I have always been interested in staying productive, and since the birth of my son, it has become even more important to me. I want to keep my writing career progressing, but not at the expense of my quality mommy time.
I was excited when I saw Sage Cohen’s book The Productive Writer, and now that I have finished it, I want to share my reaction with you.
Cohen gets it. She is a successful poet, author, and freelance writer, and she is a mom. It is clear on every page that Cohen has felt the same pressures the rest of us have to juggle motherhood, career writing, and personal writing. She has also experienced the fears and creative ruts that sometimes get us writers into a funk that keeps us from writing our best.
Because of that firsthand knowledge, I felt as if I was reading exactly what I needed to hear. Sage Cohen includes a dose of optimism and spirit building inside her practical suggestions to help you control your chaos, schedule your time, and get your client and personal writing done.
I have noticed that productivity books tend to fall into two categories: books that outline some complicated scheme to force you into a productive lifestyle, and books that pretty much tell you that you need to create your own productive system using your goals as the drivers. Cohen’s book falls into the latter category. She doesn’t break ground, but she helps you coalesce your goals into action plans that work for you. One of the things she does well is make you believe that you can finally become the productive writer you want to be.
Set your goals
Cohen leads you through an exercise of writing down your goals and creating an action plan to achieve them. She provides free downloadable tools on her website to guide you through the process.
Create a writing environment
Cohen focuses several chapters on different elements of a writing environment. From creating a space to nurturing your ideas and compartmentalizing, the writing environment is as much mental as physical. Cohen shares her tricks to settle her mind in her different writing projects that would be useful for freelancers who juggle different types of assignments and moms who need to transition from day job to kiddo time to writing time.

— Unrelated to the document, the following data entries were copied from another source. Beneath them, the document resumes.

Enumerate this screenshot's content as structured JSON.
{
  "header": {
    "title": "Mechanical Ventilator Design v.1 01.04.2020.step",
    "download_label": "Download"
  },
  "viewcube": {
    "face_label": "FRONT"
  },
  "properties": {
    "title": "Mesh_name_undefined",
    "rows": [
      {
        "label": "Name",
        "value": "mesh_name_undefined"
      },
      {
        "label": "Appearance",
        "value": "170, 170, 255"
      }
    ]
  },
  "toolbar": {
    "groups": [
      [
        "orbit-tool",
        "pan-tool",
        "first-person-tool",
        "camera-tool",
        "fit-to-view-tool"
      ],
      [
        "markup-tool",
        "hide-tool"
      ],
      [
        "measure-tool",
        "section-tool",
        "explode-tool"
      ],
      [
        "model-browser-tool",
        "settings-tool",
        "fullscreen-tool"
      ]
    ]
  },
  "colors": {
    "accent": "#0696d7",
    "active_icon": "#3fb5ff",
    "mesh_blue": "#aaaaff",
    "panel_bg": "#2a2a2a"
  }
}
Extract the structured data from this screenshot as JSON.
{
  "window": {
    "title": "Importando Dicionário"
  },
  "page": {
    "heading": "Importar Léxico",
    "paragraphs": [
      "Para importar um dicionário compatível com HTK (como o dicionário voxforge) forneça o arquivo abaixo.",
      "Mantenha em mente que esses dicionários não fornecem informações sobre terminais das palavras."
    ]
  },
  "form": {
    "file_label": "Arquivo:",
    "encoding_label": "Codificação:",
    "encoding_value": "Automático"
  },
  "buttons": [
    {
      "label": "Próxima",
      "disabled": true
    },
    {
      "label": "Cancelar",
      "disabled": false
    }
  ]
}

One of the most important nuggets Cohen touches on is the importance of creating a productivity plan that works for you. Many writers, including Zen Habits founder Leo Babauta, suggest getting up early in the morning to get your writing done before the interruptions of the day interfere. And this is great advice, unless you are a nightowl who is in a fog until noon. Cohen suggests that you find your writing rhythms and work with them. I have found that nonfiction is my best product early in the day when I am logical and ordered, and fiction is best in the evenings when my mind can flow between reality and unreality a little easier.